[WHAT IS REQUIRED]: A single number is required: how many lines below include the string "dates".

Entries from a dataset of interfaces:
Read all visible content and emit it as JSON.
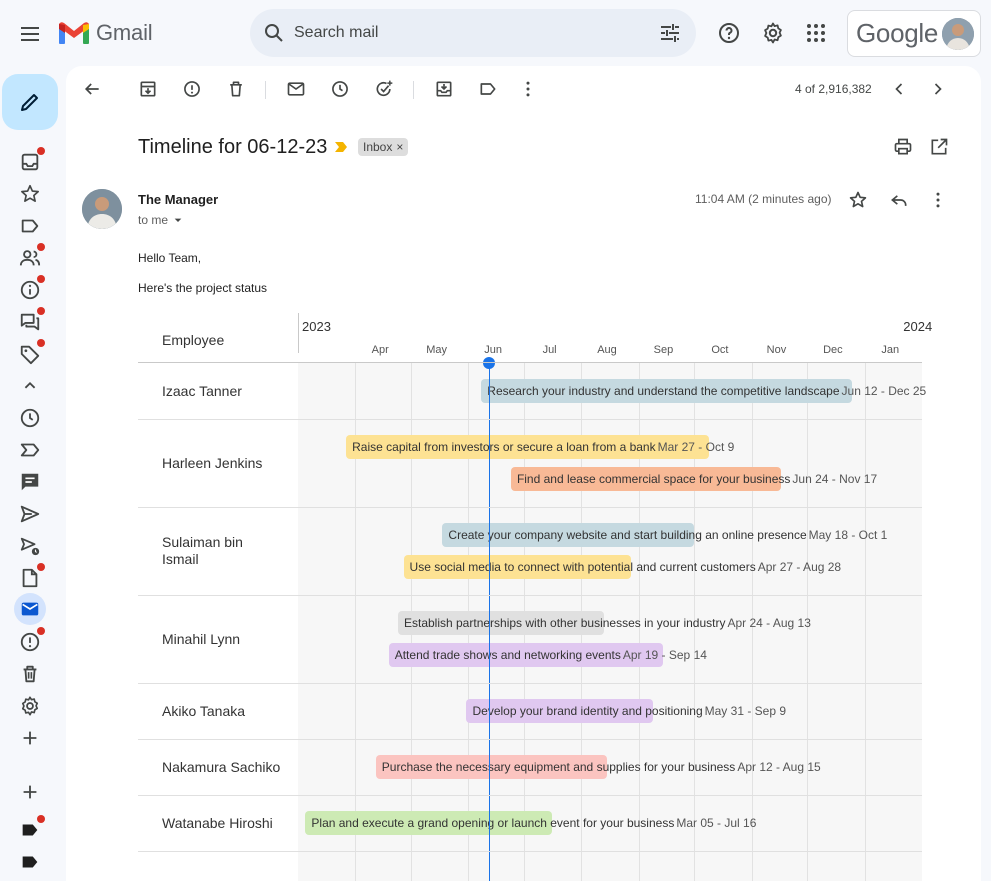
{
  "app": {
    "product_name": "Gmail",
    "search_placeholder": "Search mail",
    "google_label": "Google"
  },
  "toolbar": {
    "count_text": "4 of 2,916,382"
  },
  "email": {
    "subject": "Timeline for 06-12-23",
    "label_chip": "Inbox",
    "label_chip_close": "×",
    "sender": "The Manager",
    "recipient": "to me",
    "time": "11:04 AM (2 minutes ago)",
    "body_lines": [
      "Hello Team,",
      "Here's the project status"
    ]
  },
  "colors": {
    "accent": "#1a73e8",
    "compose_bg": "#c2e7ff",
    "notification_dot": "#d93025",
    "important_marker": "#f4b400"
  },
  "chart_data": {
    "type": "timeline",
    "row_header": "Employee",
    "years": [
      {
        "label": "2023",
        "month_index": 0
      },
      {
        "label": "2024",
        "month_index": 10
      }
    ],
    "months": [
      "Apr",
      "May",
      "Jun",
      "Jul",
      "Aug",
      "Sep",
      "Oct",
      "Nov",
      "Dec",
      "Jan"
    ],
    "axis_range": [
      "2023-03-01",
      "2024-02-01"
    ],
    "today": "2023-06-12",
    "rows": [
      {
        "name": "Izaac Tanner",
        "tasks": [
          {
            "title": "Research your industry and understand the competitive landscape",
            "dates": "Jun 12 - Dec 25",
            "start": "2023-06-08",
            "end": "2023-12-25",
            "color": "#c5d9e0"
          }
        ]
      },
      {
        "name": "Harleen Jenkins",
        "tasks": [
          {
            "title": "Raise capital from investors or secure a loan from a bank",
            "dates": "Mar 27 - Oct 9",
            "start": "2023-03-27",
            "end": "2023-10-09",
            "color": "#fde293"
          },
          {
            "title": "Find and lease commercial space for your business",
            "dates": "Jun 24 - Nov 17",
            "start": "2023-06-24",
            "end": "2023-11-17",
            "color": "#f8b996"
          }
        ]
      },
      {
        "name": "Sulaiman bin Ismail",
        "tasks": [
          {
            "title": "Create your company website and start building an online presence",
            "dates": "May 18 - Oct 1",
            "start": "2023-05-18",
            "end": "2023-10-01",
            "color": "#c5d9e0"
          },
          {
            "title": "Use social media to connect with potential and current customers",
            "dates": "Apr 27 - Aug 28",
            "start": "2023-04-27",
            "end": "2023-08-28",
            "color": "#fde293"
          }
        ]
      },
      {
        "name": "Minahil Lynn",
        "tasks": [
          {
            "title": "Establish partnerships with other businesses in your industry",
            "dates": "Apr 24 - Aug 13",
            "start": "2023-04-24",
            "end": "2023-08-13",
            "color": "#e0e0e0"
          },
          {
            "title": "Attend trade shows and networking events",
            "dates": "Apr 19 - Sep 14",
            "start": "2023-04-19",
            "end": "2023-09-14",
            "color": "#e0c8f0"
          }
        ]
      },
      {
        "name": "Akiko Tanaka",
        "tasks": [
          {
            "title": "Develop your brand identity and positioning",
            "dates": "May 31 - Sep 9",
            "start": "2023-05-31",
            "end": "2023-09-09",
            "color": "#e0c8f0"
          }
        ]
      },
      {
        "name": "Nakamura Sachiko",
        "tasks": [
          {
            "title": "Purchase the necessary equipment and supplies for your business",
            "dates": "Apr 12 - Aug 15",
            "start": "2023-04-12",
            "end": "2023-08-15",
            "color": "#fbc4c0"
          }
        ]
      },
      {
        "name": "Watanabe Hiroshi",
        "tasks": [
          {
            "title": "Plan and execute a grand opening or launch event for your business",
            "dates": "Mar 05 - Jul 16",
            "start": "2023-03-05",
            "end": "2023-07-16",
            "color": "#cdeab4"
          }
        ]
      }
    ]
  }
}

[ANSWER]: 10